A contract can be defined as a legally binding written or verbal agreement between two or more parties. It is created to protect and outline the rights of all involved parties in relation to the sale, transfer, delivery, or use of goods and services.
Thus, from assisted living facilities to restaurants, contracts are an essential part of operations for businesses, especially when dealing with parties from outside the company. Contracts clearly define expectations and obligations to ensure that all of the involved entities understand the terms of the agreement.
So here are four important elements of a business contract explained.
Offer and Acceptance
The offer-acceptance process is what begins the formation of a contract. In this element, an offer is made by one party and accepted by another. It is important that both parties agree to all terms before accepting a contract.
To illustrate, if an employer offers a job to an employee, the employee must accept all terms of the offer before the contractual relationship begins.
The second element is consideration, which can be defined as something of value exchanged between two parties in order for a contract to be valid. This could be in monetary form or physical goods, services, or any other type of exchange that is considered valuable to both parties.
For example, consideration could include an employer agreeing to pay an employee a certain amount of money each month in exchange for the employee’s work.
The third element necessary for a contract is capacity. This specifies the legal capacity of each party to enter into a contractual agreement, meaning that both parties must be legally capable and competent of understanding the terms and conditions of the contract.

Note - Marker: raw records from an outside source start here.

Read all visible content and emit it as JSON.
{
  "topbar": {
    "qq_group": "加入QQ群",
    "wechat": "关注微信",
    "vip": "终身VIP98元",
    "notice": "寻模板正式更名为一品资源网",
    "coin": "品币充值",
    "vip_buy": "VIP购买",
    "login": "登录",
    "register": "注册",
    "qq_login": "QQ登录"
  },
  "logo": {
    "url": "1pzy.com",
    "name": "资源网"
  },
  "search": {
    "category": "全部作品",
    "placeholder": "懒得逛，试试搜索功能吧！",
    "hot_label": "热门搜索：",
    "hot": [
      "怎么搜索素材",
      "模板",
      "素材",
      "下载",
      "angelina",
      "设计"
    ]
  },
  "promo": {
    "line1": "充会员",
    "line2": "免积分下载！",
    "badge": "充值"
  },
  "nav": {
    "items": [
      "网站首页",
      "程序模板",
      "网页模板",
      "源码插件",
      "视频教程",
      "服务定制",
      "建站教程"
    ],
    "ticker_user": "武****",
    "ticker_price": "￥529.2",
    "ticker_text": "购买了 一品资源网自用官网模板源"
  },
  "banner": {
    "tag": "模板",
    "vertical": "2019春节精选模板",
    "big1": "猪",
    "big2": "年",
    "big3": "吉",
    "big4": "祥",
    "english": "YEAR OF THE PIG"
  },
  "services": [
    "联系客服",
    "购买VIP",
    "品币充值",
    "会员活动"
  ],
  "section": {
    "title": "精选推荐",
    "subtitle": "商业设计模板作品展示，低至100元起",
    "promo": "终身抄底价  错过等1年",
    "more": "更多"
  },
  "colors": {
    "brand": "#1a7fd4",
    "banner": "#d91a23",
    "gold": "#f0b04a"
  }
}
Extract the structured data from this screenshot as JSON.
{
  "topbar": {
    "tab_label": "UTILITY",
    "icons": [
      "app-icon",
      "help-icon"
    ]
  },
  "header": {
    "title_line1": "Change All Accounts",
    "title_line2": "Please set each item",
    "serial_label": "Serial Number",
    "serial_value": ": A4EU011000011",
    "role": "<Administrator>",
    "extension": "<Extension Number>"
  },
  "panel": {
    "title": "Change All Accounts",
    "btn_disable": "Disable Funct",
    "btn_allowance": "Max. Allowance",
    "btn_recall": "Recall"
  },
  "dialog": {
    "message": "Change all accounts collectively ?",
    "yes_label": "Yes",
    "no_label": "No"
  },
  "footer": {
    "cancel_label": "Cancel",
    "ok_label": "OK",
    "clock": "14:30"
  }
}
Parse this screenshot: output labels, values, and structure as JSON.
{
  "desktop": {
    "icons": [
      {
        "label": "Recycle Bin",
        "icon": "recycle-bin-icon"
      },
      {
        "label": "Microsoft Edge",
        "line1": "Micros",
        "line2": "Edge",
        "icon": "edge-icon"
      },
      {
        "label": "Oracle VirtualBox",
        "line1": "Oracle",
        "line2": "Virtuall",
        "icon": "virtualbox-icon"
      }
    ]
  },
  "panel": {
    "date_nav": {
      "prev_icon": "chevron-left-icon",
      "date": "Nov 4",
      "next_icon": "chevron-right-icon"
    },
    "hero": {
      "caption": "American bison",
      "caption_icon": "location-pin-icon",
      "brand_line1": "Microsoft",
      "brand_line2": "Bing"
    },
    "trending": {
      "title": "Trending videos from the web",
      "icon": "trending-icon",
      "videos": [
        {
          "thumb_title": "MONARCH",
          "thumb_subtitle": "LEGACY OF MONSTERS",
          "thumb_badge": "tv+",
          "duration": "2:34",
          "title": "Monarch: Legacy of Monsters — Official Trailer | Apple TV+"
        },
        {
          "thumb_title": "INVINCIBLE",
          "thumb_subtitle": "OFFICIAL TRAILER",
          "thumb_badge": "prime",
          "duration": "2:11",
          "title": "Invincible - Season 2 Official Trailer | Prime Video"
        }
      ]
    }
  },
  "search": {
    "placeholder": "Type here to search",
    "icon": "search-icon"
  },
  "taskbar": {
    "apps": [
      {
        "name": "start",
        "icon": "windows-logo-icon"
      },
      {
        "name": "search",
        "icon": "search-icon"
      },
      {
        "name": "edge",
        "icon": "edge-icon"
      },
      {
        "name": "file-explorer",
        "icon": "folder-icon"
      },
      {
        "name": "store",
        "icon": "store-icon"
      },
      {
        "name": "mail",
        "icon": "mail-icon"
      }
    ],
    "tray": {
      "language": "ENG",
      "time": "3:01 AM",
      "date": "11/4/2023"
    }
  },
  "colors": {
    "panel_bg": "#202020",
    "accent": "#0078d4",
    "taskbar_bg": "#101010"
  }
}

For example, an intoxicated person generally does not have the legal capacity to enter into a contract. Furthermore, any individual under the age of 18 is generally considered not to have legal capacity in most countries and would therefore require parental or guardian consent before entering into a business contract.
The last essential element of a valid contract is the legality of its terms. This means that the terms must adhere to all applicable laws and regulations in order for them to be enforceable by law.

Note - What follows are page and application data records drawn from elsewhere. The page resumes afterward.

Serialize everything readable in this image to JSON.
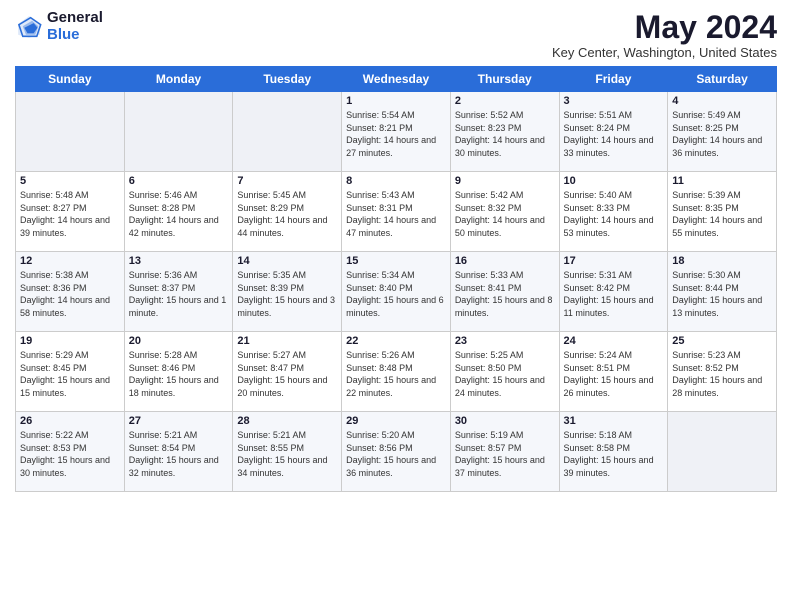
{
  "logo": {
    "general": "General",
    "blue": "Blue"
  },
  "title": "May 2024",
  "location": "Key Center, Washington, United States",
  "days_of_week": [
    "Sunday",
    "Monday",
    "Tuesday",
    "Wednesday",
    "Thursday",
    "Friday",
    "Saturday"
  ],
  "weeks": [
    [
      {
        "day": "",
        "info": ""
      },
      {
        "day": "",
        "info": ""
      },
      {
        "day": "",
        "info": ""
      },
      {
        "day": "1",
        "info": "Sunrise: 5:54 AM\nSunset: 8:21 PM\nDaylight: 14 hours and 27 minutes."
      },
      {
        "day": "2",
        "info": "Sunrise: 5:52 AM\nSunset: 8:23 PM\nDaylight: 14 hours and 30 minutes."
      },
      {
        "day": "3",
        "info": "Sunrise: 5:51 AM\nSunset: 8:24 PM\nDaylight: 14 hours and 33 minutes."
      },
      {
        "day": "4",
        "info": "Sunrise: 5:49 AM\nSunset: 8:25 PM\nDaylight: 14 hours and 36 minutes."
      }
    ],
    [
      {
        "day": "5",
        "info": "Sunrise: 5:48 AM\nSunset: 8:27 PM\nDaylight: 14 hours and 39 minutes."
      },
      {
        "day": "6",
        "info": "Sunrise: 5:46 AM\nSunset: 8:28 PM\nDaylight: 14 hours and 42 minutes."
      },
      {
        "day": "7",
        "info": "Sunrise: 5:45 AM\nSunset: 8:29 PM\nDaylight: 14 hours and 44 minutes."
      },
      {
        "day": "8",
        "info": "Sunrise: 5:43 AM\nSunset: 8:31 PM\nDaylight: 14 hours and 47 minutes."
      },
      {
        "day": "9",
        "info": "Sunrise: 5:42 AM\nSunset: 8:32 PM\nDaylight: 14 hours and 50 minutes."
      },
      {
        "day": "10",
        "info": "Sunrise: 5:40 AM\nSunset: 8:33 PM\nDaylight: 14 hours and 53 minutes."
      },
      {
        "day": "11",
        "info": "Sunrise: 5:39 AM\nSunset: 8:35 PM\nDaylight: 14 hours and 55 minutes."
      }
    ],
    [
      {
        "day": "12",
        "info": "Sunrise: 5:38 AM\nSunset: 8:36 PM\nDaylight: 14 hours and 58 minutes."
      },
      {
        "day": "13",
        "info": "Sunrise: 5:36 AM\nSunset: 8:37 PM\nDaylight: 15 hours and 1 minute."
      },
      {
        "day": "14",
        "info": "Sunrise: 5:35 AM\nSunset: 8:39 PM\nDaylight: 15 hours and 3 minutes."
      },
      {
        "day": "15",
        "info": "Sunrise: 5:34 AM\nSunset: 8:40 PM\nDaylight: 15 hours and 6 minutes."
      },
      {
        "day": "16",
        "info": "Sunrise: 5:33 AM\nSunset: 8:41 PM\nDaylight: 15 hours and 8 minutes."
      },
      {
        "day": "17",
        "info": "Sunrise: 5:31 AM\nSunset: 8:42 PM\nDaylight: 15 hours and 11 minutes."
      },
      {
        "day": "18",
        "info": "Sunrise: 5:30 AM\nSunset: 8:44 PM\nDaylight: 15 hours and 13 minutes."
      }
    ],
    [
      {
        "day": "19",
        "info": "Sunrise: 5:29 AM\nSunset: 8:45 PM\nDaylight: 15 hours and 15 minutes."
      },
      {
        "day": "20",
        "info": "Sunrise: 5:28 AM\nSunset: 8:46 PM\nDaylight: 15 hours and 18 minutes."
      },
      {
        "day": "21",
        "info": "Sunrise: 5:27 AM\nSunset: 8:47 PM\nDaylight: 15 hours and 20 minutes."
      },
      {
        "day": "22",
        "info": "Sunrise: 5:26 AM\nSunset: 8:48 PM\nDaylight: 15 hours and 22 minutes."
      },
      {
        "day": "23",
        "info": "Sunrise: 5:25 AM\nSunset: 8:50 PM\nDaylight: 15 hours and 24 minutes."
      },
      {
        "day": "24",
        "info": "Sunrise: 5:24 AM\nSunset: 8:51 PM\nDaylight: 15 hours and 26 minutes."
      },
      {
        "day": "25",
        "info": "Sunrise: 5:23 AM\nSunset: 8:52 PM\nDaylight: 15 hours and 28 minutes."
      }
    ],
    [
      {
        "day": "26",
        "info": "Sunrise: 5:22 AM\nSunset: 8:53 PM\nDaylight: 15 hours and 30 minutes."
      },
      {
        "day": "27",
        "info": "Sunrise: 5:21 AM\nSunset: 8:54 PM\nDaylight: 15 hours and 32 minutes."
      },
      {
        "day": "28",
        "info": "Sunrise: 5:21 AM\nSunset: 8:55 PM\nDaylight: 15 hours and 34 minutes."
      },
      {
        "day": "29",
        "info": "Sunrise: 5:20 AM\nSunset: 8:56 PM\nDaylight: 15 hours and 36 minutes."
      },
      {
        "day": "30",
        "info": "Sunrise: 5:19 AM\nSunset: 8:57 PM\nDaylight: 15 hours and 37 minutes."
      },
      {
        "day": "31",
        "info": "Sunrise: 5:18 AM\nSunset: 8:58 PM\nDaylight: 15 hours and 39 minutes."
      },
      {
        "day": "",
        "info": ""
      }
    ]
  ]
}
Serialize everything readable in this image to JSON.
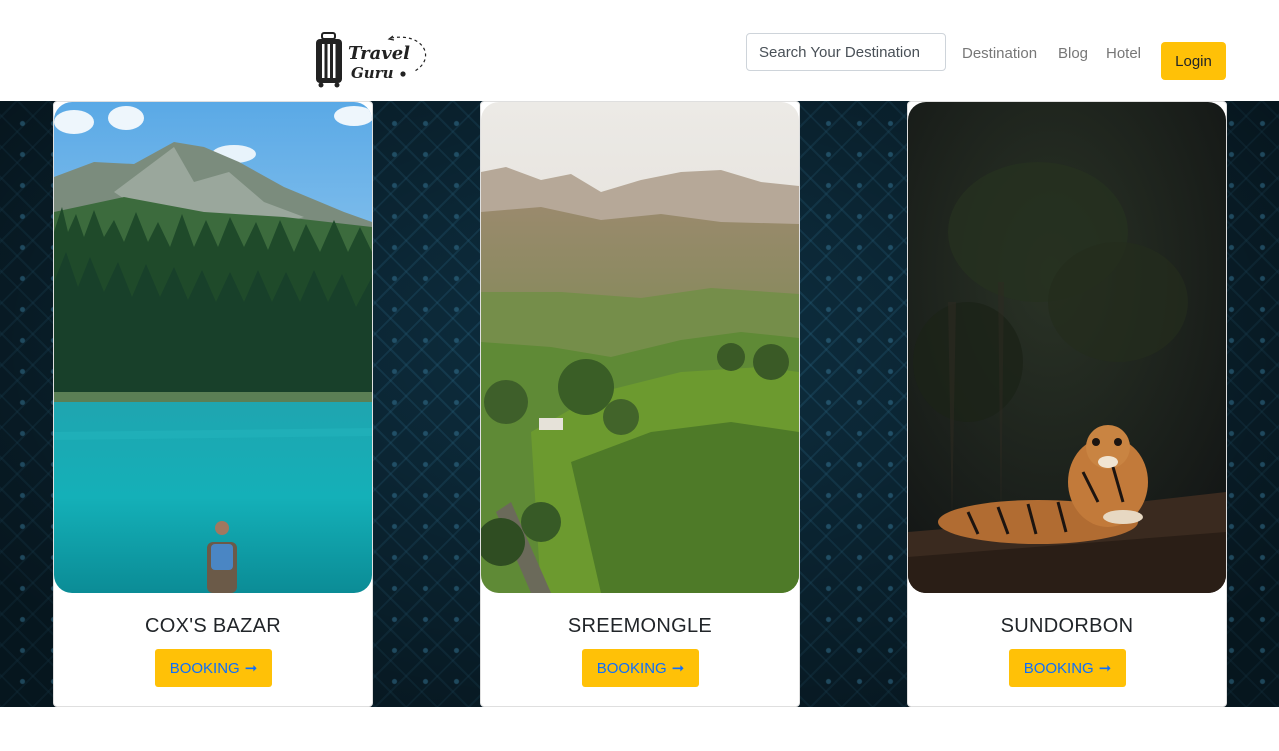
{
  "brand": {
    "line1": "Travel",
    "line2": "Guru"
  },
  "header": {
    "search_placeholder": "Search Your Destination",
    "nav": [
      {
        "label": "Destination"
      },
      {
        "label": "Blog"
      },
      {
        "label": "Hotel"
      }
    ],
    "login_label": "Login"
  },
  "cards": [
    {
      "title": "COX'S BAZAR",
      "button": "BOOKING",
      "arrow": "➞",
      "image": "mountain-lake-hiker"
    },
    {
      "title": "SREEMONGLE",
      "button": "BOOKING",
      "arrow": "➞",
      "image": "tea-garden-hills"
    },
    {
      "title": "SUNDORBON",
      "button": "BOOKING",
      "arrow": "➞",
      "image": "tiger-forest"
    }
  ],
  "colors": {
    "accent": "#ffc107",
    "link": "#0d6efd",
    "background": "#0e3042"
  }
}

For example, a contract based on bribery or fraud would not be legally valid. Or, if a contract does not follow the applicable law in terms of taxation, it may be considered void as well.

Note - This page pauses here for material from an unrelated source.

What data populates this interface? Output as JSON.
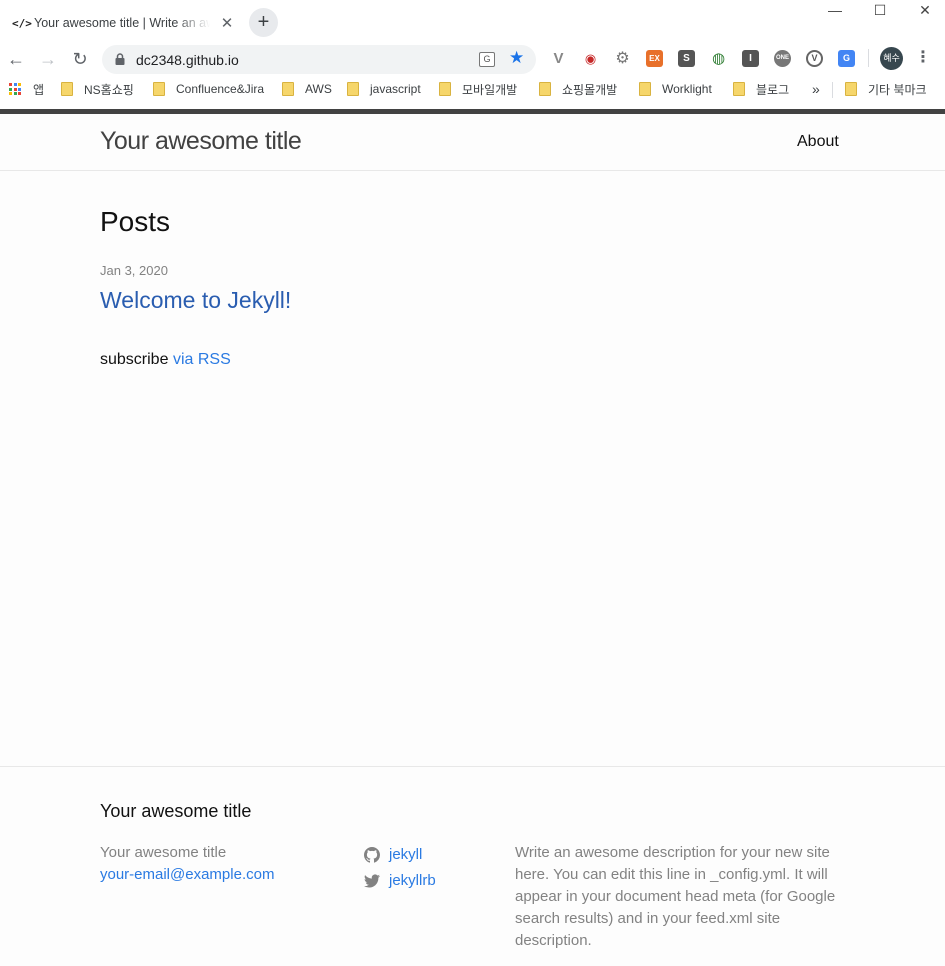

When entering into a business contract, it is important to make sure all four elements are present: offer and acceptance, consideration, capacity, and legality. Without these elements, the contract will not be legally binding and any involved parties may not be able to enforce their rights or obligations. For this reason, it is important for all involved parties to understand the terms and conditions of any business contract before signing it.